* What to do: Throughout the records below, find each line holding "Another" and copy it.

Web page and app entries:
☆ ☆ ☆ ☆

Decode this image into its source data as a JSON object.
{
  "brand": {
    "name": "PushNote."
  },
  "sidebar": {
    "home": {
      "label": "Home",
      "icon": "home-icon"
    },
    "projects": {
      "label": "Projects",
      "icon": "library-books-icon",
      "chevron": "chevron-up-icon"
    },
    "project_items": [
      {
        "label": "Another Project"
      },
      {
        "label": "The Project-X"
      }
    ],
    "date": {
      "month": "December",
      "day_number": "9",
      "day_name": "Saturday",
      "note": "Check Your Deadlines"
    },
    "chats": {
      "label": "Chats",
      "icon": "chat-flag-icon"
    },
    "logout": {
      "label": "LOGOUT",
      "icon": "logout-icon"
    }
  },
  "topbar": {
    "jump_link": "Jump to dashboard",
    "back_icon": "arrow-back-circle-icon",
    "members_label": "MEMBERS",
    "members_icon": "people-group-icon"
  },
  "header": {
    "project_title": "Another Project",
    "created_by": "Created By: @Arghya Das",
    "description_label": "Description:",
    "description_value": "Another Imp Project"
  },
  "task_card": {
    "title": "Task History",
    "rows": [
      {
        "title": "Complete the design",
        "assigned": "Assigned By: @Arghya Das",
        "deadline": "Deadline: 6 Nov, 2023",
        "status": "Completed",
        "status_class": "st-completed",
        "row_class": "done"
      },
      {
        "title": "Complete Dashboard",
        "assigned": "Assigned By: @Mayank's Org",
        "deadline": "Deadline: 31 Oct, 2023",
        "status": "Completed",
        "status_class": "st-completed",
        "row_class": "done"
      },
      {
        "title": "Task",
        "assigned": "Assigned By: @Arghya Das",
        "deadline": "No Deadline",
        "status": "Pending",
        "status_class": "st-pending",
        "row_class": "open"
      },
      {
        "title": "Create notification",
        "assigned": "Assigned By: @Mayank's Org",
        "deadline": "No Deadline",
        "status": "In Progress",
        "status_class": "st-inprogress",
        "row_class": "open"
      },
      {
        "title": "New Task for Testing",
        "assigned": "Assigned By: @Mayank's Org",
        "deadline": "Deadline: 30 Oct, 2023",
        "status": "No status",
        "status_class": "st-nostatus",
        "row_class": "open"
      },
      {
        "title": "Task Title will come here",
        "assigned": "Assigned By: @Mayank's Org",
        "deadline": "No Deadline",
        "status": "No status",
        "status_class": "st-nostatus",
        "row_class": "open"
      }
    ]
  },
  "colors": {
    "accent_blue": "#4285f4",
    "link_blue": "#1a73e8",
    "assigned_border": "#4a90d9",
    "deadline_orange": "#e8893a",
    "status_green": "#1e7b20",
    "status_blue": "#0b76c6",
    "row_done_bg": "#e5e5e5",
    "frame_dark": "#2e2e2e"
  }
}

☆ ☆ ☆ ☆

* Worked solution:
        "label": "Another Project"
    "project_title": "Another Project",
    "description_value": "Another Imp Project"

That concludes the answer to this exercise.